Can Employers Reimburse Employees for Health Insurance?
Since 2020 with the enactment of the “21st Century Cures Act,” employers of any size could reimburse their employees for the costs of individual health insurance plans. The Affordable Care Act required employees with 50 or more employees who worked at least 30 hours per week, to offer health insurance. With a vast majority of US businesses having less than 50 employees, many people working in these businesses were not offered group health insurance. This new law changed the landscape for small businesses.
Health Insurance Reimbursement
When an employee purchases their own health insurance, they are responsible for paying the premiums. Under the 21st Century Cures Act, employers with less than 50 employees could establish a plan, called a “Qualified Small Employer Health Reimbursement Arrangement,” or QSEHRA, one of the types of Health Reimbursement Arrangement, or “HRA.”
This allowed employers to reimburse their employees for the cost of a privately purchased health insurance plan, tax-free, up to specific limits. In 2022, the limits for reimbursement are set at $5,450 (454.16 monthly) per individual employee, and $11,050 ($920.83 monthly) for families, a slight increase over 2021.
How Does the Reimbursement Work?
The reimbursement paid by your employer must be paid monthly, rather than yearly. Proof of payment must be submitted to the employer before the payment is forthcoming. If the employee does not submit a claim, the employer keeps the money.
Good for Businesses and Good for Employees: HRA Plans
An HRA can benefit both employers and employees. These plans are available in several forms:
- QSEHRA: Reimburses employees for the cost of privately purchased health insurance, on a monthly basis, up to a limit set each year.
- ICHRA (Individual Coverage HRA): These plans allow businesses of all types, including nonprofits, churches, and other businesses to reimburse employees for the cost of health insurance and types of medical expenses, tax-free. Some employers appreciate that they are not subject to annual group health price increases with these plans.
- Group Coverage HRA: These plans are offered in conjunction with group health insurance and allow businesses to supplement the health insurance policy with an allowance, typically equal to the cost of the deductible in the plan.
- Excepted Benefit HRA: Business owners may choose one of these newer HRA plans to reimburse employees for “excepted benefits,” at a limit of $1,800 in 2022.

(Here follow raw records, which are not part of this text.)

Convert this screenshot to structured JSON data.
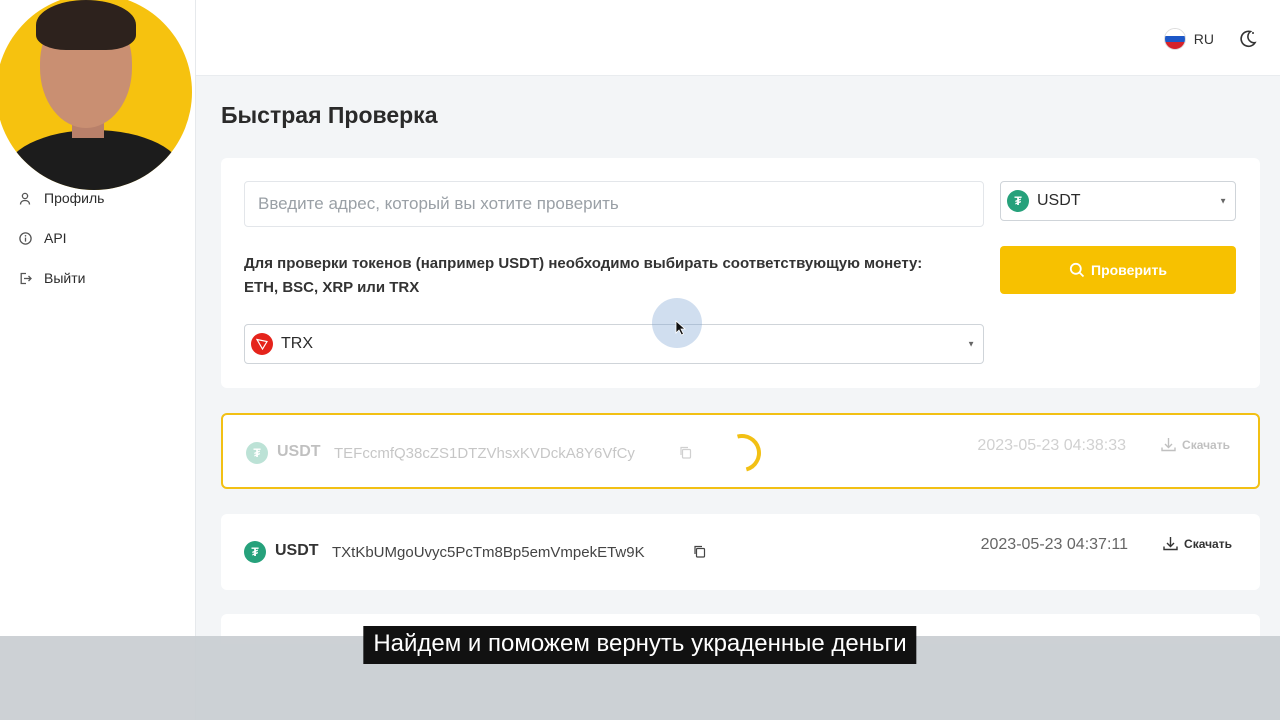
{
  "sidebar": {
    "items": [
      {
        "label": "Профиль",
        "icon": "user-icon"
      },
      {
        "label": "API",
        "icon": "info-icon"
      },
      {
        "label": "Выйти",
        "icon": "logout-icon"
      }
    ]
  },
  "header": {
    "language": "RU",
    "flag_colors": [
      "#ffffff",
      "#1c57c7",
      "#d5222b"
    ]
  },
  "page": {
    "title": "Быстрая Проверка"
  },
  "check_form": {
    "address_placeholder": "Введите адрес, который вы хотите проверить",
    "address_value": "",
    "coin": {
      "label": "USDT",
      "icon": "usdt-icon",
      "icon_glyph": "₮"
    },
    "notice": "Для проверки токенов (например USDT) необходимо выбирать соответствующую монету: ETH, BSC, XRP или TRX",
    "check_button": "Проверить",
    "chain": {
      "label": "TRX",
      "icon": "tron-icon"
    }
  },
  "results": [
    {
      "symbol": "USDT",
      "address": "TEFccmfQ38cZS1DTZVhsxKVDckA8Y6VfCy",
      "date": "2023-05-23 04:38:33",
      "download": "Скачать",
      "loading": true
    },
    {
      "symbol": "USDT",
      "address": "TXtKbUMgoUvyc5PcTm8Bp5emVmpekETw9K",
      "date": "2023-05-23 04:37:11",
      "download": "Скачать",
      "loading": false
    }
  ],
  "colors": {
    "accent": "#f7c100",
    "usdt": "#26a17b",
    "tron": "#e5231b"
  },
  "caption": "Найдем и поможем вернуть украденные деньги"
}
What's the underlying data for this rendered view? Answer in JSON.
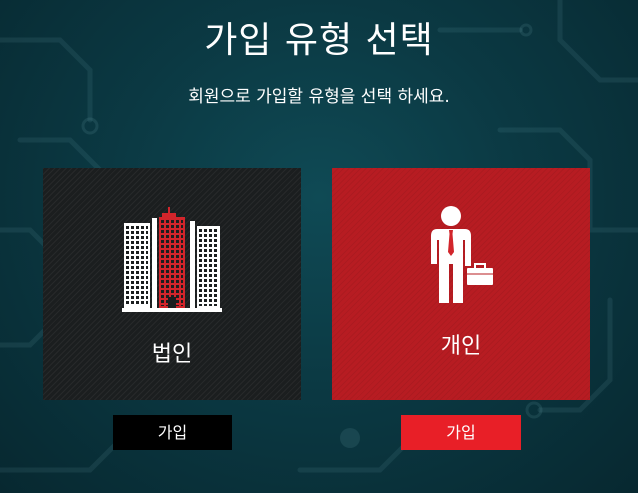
{
  "header": {
    "title": "가입 유형 선택",
    "subtitle": "회원으로 가입할 유형을 선택 하세요."
  },
  "cards": {
    "corporate": {
      "label": "법인",
      "icon": "buildings-icon",
      "join_label": "가입"
    },
    "personal": {
      "label": "개인",
      "icon": "businessman-icon",
      "join_label": "가입"
    }
  },
  "colors": {
    "background": "#0b3943",
    "corporate_card": "#1b1e1f",
    "personal_card": "#b71c22",
    "corporate_button": "#000000",
    "personal_button": "#e81f27",
    "accent": "#d2252b"
  }
}
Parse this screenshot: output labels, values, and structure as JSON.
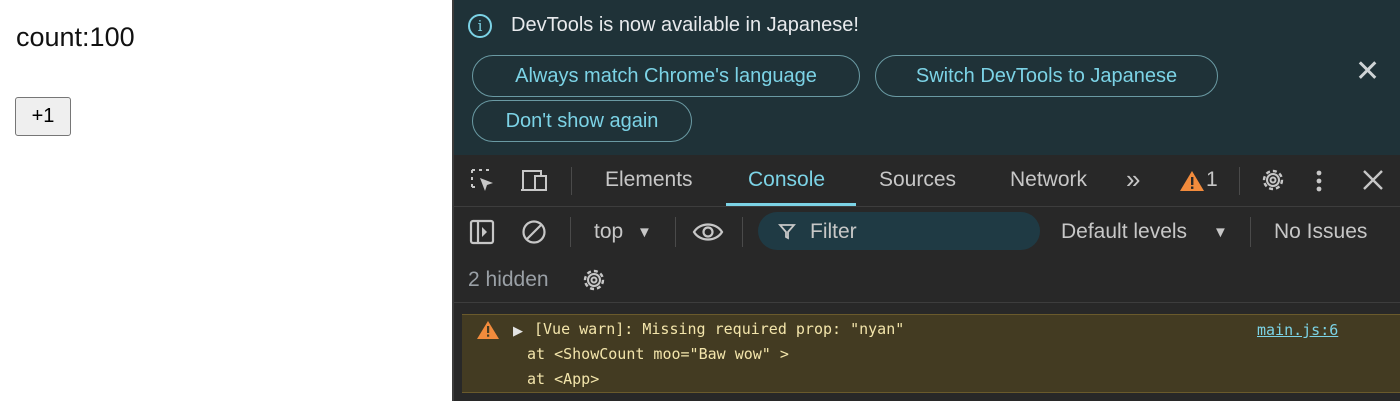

- Stand-Alone HRA: Employers who have a single full-time W-2 employee can reimburse the employee for specific medical expenses, with no cap.
What’s Right for Your Business?
A smaller business, church, or other business may find the cost of group health insurance to be out of range. One of the several types of HRAs could be the best choice. These plans offer several perks that employees appreciate:
- Lowers the cost of healthcare, as the funds may be used for the usual costs of healthcare, including treatments, copayments, deductibles, or the cost of prescription medications.
- These plans are offered in an array of forms, allowing employers to choose the type that will be most beneficial and affordable for the organization.
- The employer can select the amount they contribute to the plan each year, reducing costs.
- These plans offer some significant tax advantages, as the contributions made by the business are tax-deductible, and tax-free if an employee files a claim.
- An HRA can be a powerful tool to attract and retain the best talent.
Need help establishing an HRA? Meet with one of our local agents to help you determine the best approach for your business.